Now, ask yourself - what’s the difference between the two? (more…)
As digital marketers, it's easy for us to get wrapped up in a specific method of attracting visitors.
While this kind of tunnel vision can help us become experts at one particular tactic, it can also blind us to all of the other opportunities made available to us.
Realizing this, I decided to put together a comprehensive list of places to get traffic on the web. Needless to say it doesn't contain everything (since that would literally be the entire web), but this covers most of the kinds of places you can use to pick up visits.
I've divided the list into "free" and paid traffic sources, with an emphasis on the unpaid channels. Let's take a look. (more…)
If you don’t know what you’re doing, measuring reader engagement can be one of the most difficult tasks you’ll ever face as a writer. How can you tell if people are interested in what you have to say, or if they’re simply bored to tears? How can know that what you’re writing has actually reached your readers, and isn’t simply falling on deaf ears?

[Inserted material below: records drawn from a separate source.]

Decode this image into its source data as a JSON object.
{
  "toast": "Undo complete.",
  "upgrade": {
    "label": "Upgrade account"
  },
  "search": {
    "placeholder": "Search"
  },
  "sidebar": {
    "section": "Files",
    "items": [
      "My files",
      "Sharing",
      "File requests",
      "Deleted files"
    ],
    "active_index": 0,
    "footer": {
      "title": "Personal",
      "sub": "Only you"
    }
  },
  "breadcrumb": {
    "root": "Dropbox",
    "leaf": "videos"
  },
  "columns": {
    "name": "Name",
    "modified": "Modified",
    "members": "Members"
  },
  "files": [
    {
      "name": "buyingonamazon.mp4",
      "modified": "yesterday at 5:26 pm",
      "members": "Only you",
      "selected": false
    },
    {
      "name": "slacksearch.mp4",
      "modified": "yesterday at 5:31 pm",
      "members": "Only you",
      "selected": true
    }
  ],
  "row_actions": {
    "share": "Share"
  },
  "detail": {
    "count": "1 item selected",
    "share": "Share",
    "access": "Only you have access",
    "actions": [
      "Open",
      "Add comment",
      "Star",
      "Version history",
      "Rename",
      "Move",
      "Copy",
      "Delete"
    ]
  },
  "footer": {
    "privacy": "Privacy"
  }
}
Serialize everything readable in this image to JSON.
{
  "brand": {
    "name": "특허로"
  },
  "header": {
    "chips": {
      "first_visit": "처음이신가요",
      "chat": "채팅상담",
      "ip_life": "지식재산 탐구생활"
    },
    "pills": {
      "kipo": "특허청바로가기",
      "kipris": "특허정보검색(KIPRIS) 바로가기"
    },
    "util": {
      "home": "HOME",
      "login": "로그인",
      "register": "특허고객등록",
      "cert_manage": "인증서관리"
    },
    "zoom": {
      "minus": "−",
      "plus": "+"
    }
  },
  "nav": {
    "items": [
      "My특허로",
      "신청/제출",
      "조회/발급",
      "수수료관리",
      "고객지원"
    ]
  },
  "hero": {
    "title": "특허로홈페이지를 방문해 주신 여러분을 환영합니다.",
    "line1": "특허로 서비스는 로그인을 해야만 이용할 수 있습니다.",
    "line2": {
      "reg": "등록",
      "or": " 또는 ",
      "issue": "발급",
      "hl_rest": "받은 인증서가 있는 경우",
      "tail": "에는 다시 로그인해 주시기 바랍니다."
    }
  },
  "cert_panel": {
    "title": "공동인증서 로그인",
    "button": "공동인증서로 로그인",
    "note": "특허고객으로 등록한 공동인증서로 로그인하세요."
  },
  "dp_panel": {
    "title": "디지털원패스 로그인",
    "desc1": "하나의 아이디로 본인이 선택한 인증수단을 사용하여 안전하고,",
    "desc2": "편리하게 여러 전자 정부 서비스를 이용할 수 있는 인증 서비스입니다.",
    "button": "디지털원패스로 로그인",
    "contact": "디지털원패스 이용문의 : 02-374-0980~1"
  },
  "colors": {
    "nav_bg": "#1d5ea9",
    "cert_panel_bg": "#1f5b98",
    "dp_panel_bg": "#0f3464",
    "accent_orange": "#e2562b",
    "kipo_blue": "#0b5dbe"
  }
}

Although there’s no singular factor you can point to and say “this is how I can tell people like my content,” there are nevertheless a number of metrics you can track to give you some idea of whether or not what you’re writing is resonating with your users. Paying attention to each of these metrics is vital to ensuring you’re publishing effective content; if your content is ineffective, they’re also vital to working out just what you’re doing wrong. (more…)
You want to rank, right?
If you're like most bloggers, small businesses, or SEO agencies, chasing competitive keywords is a waste of time.
You need to find queries you actually stand a chance of turning up in search results for, and that means finding low competition topics to cover.
So here's the problem. Most of the advice out there about how to actually accomplish this is terrible (at least in isolation). Advice like this:
Now, when I say this advice is "terrible," I'm not saying that you should never do any of this. Instead, what I'm saying is this:
That is not a strategy for finding low competition keywords.
That is a strategy for wasting time by checking keyword after keyword for months until you randomly discover one that works. In the case of the keyword tools designed to help you find low competition keywords, guess what? All the other SEOs are using the same tools, and they're eventually going to find the same low competition keywords, and swamp you with them.
Want to learn what it really takes to find low competition keywords that actually matter?
Read on. (more…)